Thomas Jefferson was undoubtedly one of the greatest proponents of French cuisine, and, after his term in Paris as Minister Plenipotentiary to the Court of Louis XVI from 1784 to 1788, Americans became more familiar with it than ever before. Before and after the Revolution, they were exposed to many French foods, from wine to cheese to ice cream.
ESCALOPES OF VEAL
By Chef Walter Staib
8 veal cutlets, pounded thinly
5 tbsp. unsalted butter
1 c. plus 3 tbsp. all-purpose flour
3 large eggs
Salt & pepper
3 shallots, peeled and finely chopped
1 small white onion, finely chopped
12 white button mushrooms, sliced
3 tbsp. Cognac
1 lb. asparagus, blanched al dente
½ c. Demi-Glace or prepared brown sauce, heated
2 c. Béarnaise sauce, heated
In a shallow bowl, beat eggs with 2 tablespoons of water creating an egg wash.
Season the flour with salt & pepper.
Dip each cutlet in the flour, shaking off any excess. Then dip in the egg wash.
Melt 2 tablespoons of the butter in a large sauté pan over medium heat. Place two to three cutlets a time in the pan, cooking on each side. Remove the browned medallions from the heat, and cover loosely with foil to keep warm while finishing the rest. Repeat until all cutlets have been browned.
Continue to heat the sauté pan over medium heat and add the shallots & onion, sautéing until softened and translucent. Add the mushrooms to the pan, and sauté until any liquid they release has evaporated.
Add the Cognac, and simmer, flambéing it, if desired. Continue to cook until liquid has evaporated
To serve, spoon one tablespoon of Demi-Glace on the bottom of the plate, add the veal medallions & top with ¼ of the mushroom mixture. Top with ¼ of the asparagus & top with Béarnaise sauce.

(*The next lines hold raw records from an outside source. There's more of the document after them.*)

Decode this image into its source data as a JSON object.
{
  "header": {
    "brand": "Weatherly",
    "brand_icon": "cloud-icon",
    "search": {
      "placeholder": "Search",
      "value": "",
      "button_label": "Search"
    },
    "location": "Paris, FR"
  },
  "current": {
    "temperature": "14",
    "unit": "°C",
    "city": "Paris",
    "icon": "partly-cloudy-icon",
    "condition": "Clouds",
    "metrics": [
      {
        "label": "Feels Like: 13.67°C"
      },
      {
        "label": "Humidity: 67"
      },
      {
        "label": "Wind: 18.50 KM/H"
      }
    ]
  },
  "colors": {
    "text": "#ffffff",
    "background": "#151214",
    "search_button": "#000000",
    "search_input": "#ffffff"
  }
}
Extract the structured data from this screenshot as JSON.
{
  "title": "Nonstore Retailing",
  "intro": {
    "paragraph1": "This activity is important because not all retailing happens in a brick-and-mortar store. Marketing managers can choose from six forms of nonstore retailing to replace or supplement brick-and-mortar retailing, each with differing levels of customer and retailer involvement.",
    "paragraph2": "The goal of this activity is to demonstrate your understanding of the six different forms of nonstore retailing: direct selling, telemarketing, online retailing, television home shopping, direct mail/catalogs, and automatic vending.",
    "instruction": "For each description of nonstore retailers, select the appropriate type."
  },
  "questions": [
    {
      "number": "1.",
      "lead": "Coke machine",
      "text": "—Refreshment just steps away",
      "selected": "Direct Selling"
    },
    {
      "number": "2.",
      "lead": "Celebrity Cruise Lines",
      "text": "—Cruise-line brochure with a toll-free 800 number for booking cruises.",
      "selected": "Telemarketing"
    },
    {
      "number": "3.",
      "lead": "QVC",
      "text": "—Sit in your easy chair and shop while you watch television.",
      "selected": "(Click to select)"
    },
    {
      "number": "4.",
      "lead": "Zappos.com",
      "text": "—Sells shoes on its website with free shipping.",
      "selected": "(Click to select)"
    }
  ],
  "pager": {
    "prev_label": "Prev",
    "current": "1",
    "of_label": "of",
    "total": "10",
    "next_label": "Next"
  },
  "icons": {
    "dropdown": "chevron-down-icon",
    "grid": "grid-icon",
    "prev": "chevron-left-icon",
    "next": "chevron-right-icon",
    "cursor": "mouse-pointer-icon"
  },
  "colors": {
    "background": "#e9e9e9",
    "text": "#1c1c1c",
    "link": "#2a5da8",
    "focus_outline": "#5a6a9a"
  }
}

NOTE: Flambéing is a wonderful way to add flavor and intensity to a dish, but it must be done with care. First, pour the amount of liquor required into a separate measuring cup or container. Next, remove the pan from the heat and stir in the liquor. Finally, return the pan to the heat and carefully set flame to it, allowing the fire to extinguish naturally or covering the pan to extinguish it.